Last week Carlos Zambrano agreed to a contract with the Long Island Ducks of the Atlantic League but never signed his contract as he searched for a Major League team to give him a chance. There were rumors that the Philadelphia Phillies were interested but as early as Monday they denied anything was close. Now, Carlos Zambrano is a Phillie as first reported by Ken Rosenthal.
Despite being one of the better pitchers in baseball for eight years between 2003 and 2010, Zambrano is best known for his antics on and off the field. However, with Roy Halladay out for an unknown period of time and possibly the entire year, the Phillies needed some reinforcements on the mound and Zambrano should be able to help.
Zambrano’s best years came with the Chicago Cubs but he spent last season with the Miami Marlins posting a 7-10 record, 4.49 ERA and striking out 95 batters while walking 75 in 132.1 innings. He made 20 starts and 15 relief appearances last year with the Marlins.

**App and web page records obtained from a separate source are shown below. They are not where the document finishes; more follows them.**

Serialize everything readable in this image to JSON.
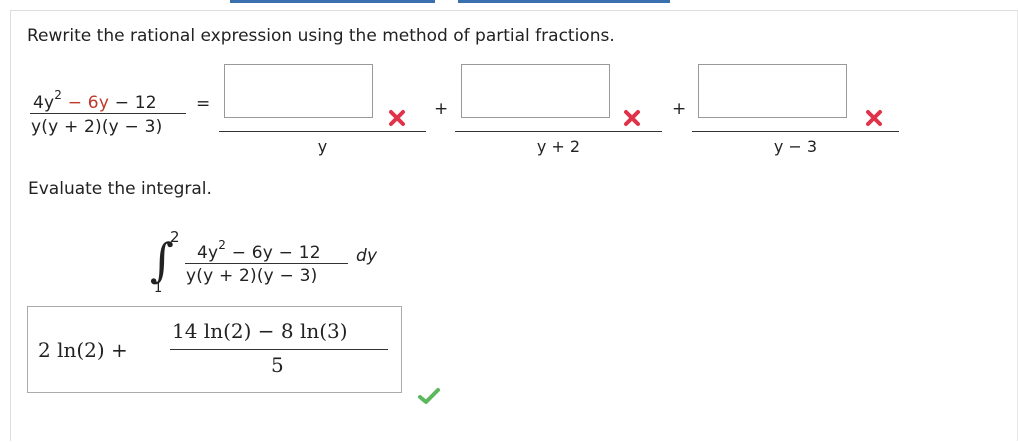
{
  "question": {
    "instruction": "Rewrite the rational expression using the method of partial fractions.",
    "lhs": {
      "num_a": "4y",
      "num_exp": "2",
      "num_minus1": "−",
      "num_b": "6y",
      "num_minus2": "−",
      "num_c": "12",
      "den": "y(y + 2)(y − 3)"
    },
    "equals": "=",
    "plus": "+",
    "terms": [
      {
        "numerator_value": "",
        "denominator": "y",
        "status": "incorrect"
      },
      {
        "numerator_value": "",
        "denominator": "y + 2",
        "status": "incorrect"
      },
      {
        "numerator_value": "",
        "denominator": "y − 3",
        "status": "incorrect"
      }
    ]
  },
  "integral": {
    "instruction": "Evaluate the integral.",
    "upper": "2",
    "lower": "1",
    "integrand_num_a": "4y",
    "integrand_exp": "2",
    "integrand_num_b": "− 6y − 12",
    "integrand_den": "y(y + 2)(y − 3)",
    "differential": "dy",
    "answer": {
      "lead": "2 ln(2) +",
      "frac_num": "14 ln(2) − 8 ln(3)",
      "frac_den": "5"
    },
    "status": "correct"
  },
  "colors": {
    "incorrect": "#e0334a",
    "correct": "#5cb85c",
    "accent": "#3a6fb0"
  },
  "icons": {
    "incorrect": "x-mark-icon",
    "correct": "checkmark-icon"
  }
}
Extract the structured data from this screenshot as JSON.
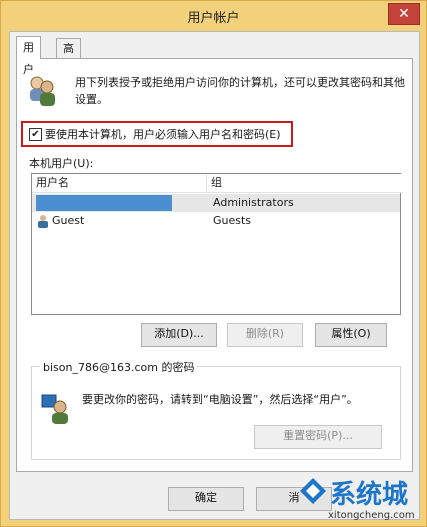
{
  "window": {
    "title": "用户帐户",
    "close_glyph": "✕"
  },
  "tabs": [
    {
      "label": "用户",
      "active": true
    },
    {
      "label": "高级",
      "active": false
    }
  ],
  "intro_text": "用下列表授予或拒绝用户访问你的计算机，还可以更改其密码和其他设置。",
  "require_login": {
    "checked": true,
    "label": "要使用本计算机，用户必须输入用户名和密码(E)"
  },
  "local_users_label": "本机用户(U):",
  "users_table": {
    "columns": [
      "用户名",
      "组"
    ],
    "rows": [
      {
        "name": "",
        "group": "Administrators",
        "selected": true
      },
      {
        "name": "Guest",
        "group": "Guests",
        "selected": false
      }
    ]
  },
  "buttons": {
    "add": "添加(D)...",
    "remove": "删除(R)",
    "properties": "属性(O)",
    "reset_password": "重置密码(P)...",
    "ok": "确定",
    "cancel": "消"
  },
  "password_group": {
    "title": "bison_786@163.com 的密码",
    "text": "要更改你的密码，请转到“电脑设置”，然后选择“用户”。"
  },
  "watermark": {
    "text": "系统城",
    "url": "xitongcheng.com"
  },
  "colors": {
    "titlebar": "#f3d07a",
    "close": "#c4443b",
    "highlight_border": "#c81c1c",
    "selection": "#4a8fd1"
  }
}
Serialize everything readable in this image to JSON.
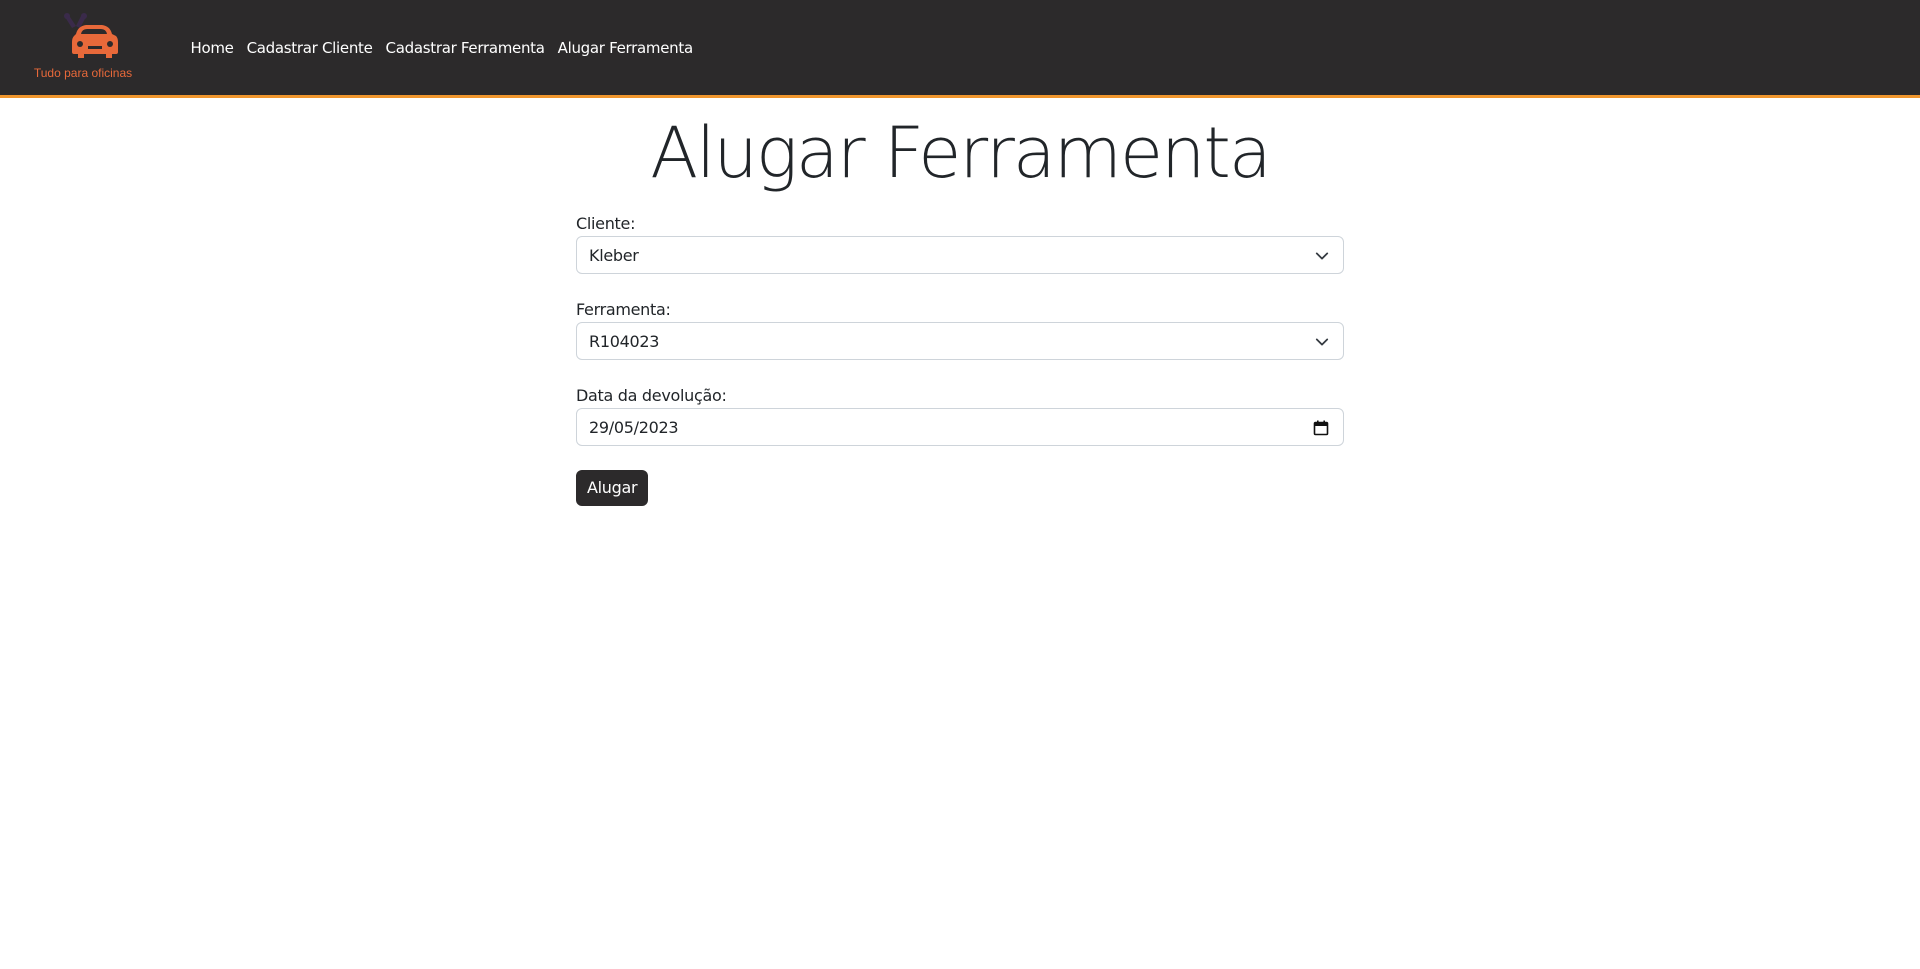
{
  "navbar": {
    "brand_tagline": "Tudo para oficinas",
    "links": [
      {
        "label": "Home"
      },
      {
        "label": "Cadastrar Cliente"
      },
      {
        "label": "Cadastrar Ferramenta"
      },
      {
        "label": "Alugar Ferramenta"
      }
    ],
    "colors": {
      "background": "#2c2a2b",
      "accent_border": "#f0962e",
      "brand_orange": "#e8693a"
    }
  },
  "page": {
    "title": "Alugar Ferramenta"
  },
  "form": {
    "cliente": {
      "label": "Cliente:",
      "value": "Kleber"
    },
    "ferramenta": {
      "label": "Ferramenta:",
      "value": "R104023"
    },
    "data_devolucao": {
      "label": "Data da devolução:",
      "value": "29/05/2023"
    },
    "submit_label": "Alugar"
  },
  "icons": {
    "logo": "car-tools-logo-icon",
    "select": "chevron-down-icon",
    "date": "calendar-icon"
  }
}
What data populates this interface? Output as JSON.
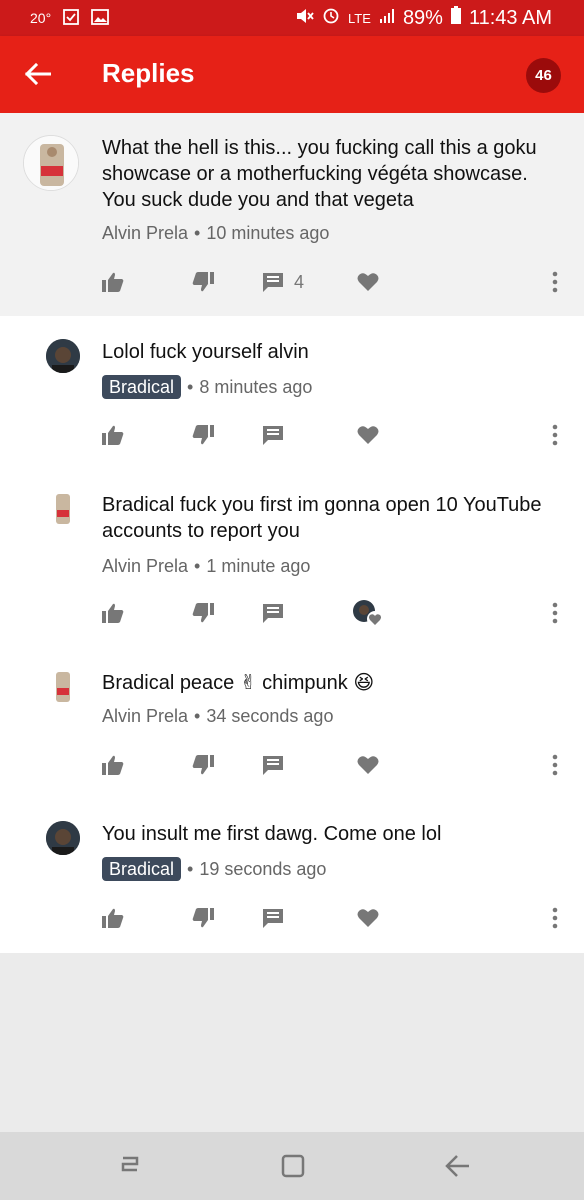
{
  "status_bar": {
    "temperature": "20°",
    "battery_percent": "89%",
    "time": "11:43 AM",
    "network": "LTE"
  },
  "header": {
    "title": "Replies",
    "count": "46"
  },
  "parent_comment": {
    "text": "What the hell is this... you fucking call this a goku showcase or a motherfucking végéta showcase. You suck dude you and that vegeta",
    "author": "Alvin Prela",
    "time": "10 minutes ago",
    "reply_count": "4"
  },
  "replies": [
    {
      "text": "Lolol fuck yourself alvin",
      "author": "Bradical",
      "author_is_creator": true,
      "time": "8 minutes ago"
    },
    {
      "text": "Bradical fuck you first im gonna open 10 YouTube accounts to report you",
      "author": "Alvin Prela",
      "author_is_creator": false,
      "time": "1 minute ago",
      "hearted": true
    },
    {
      "text": "Bradical peace ✌ chimpunk 😆",
      "author": "Alvin Prela",
      "author_is_creator": false,
      "time": "34 seconds ago"
    },
    {
      "text": "You insult me first dawg. Come one lol",
      "author": "Bradical",
      "author_is_creator": true,
      "time": "19 seconds ago"
    }
  ],
  "meta_separator": "•",
  "colors": {
    "app_bar": "#e62117",
    "status_bar": "#cc1a1a",
    "creator_chip": "#3d4a5c",
    "icon_gray": "#777777"
  }
}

This was a no-risk move by the Phillies. Zambrano has had two off-years but won’t turn 32-years-old until June 1st. Zambrano will spend some time in extended spring training in Clearwater and should give the Phillies a few minor league starts so they will have time to decide if he can contribute anything on the Major League level.
Right now, the Phillies only sit 3.5 games out of first despite a 19-21 record. If Zambrano has anything left he could bolster the back end of the rotation which has gotten solid production from Kyle Kendrick and Jonathan Pettibone. There won’t be a ton of pressure on Zambrano to be an ace with Cole Hamels and Cliff Lee in the same rotation. Even with the demands Philadelphia places on its sports teams Zambrano should be fairly isolated from that pressure by an experienced manager and veteran clubhouse. He won’t be asked to do anything outside of pitch every fifth day and if he can revert to the form of 2003-10 he could be a very astute pick-up for the Phillies as they fight to get back into playoff contention.
There is no risk for the Phillies in this venture. If Zambrano can pitch he can help. If he can’t, the Phillies can simply release him and not have to worry about paying him. In my opinion, there is no such thing as a bad minor league contract and Zambrano is no exception, baggage and all.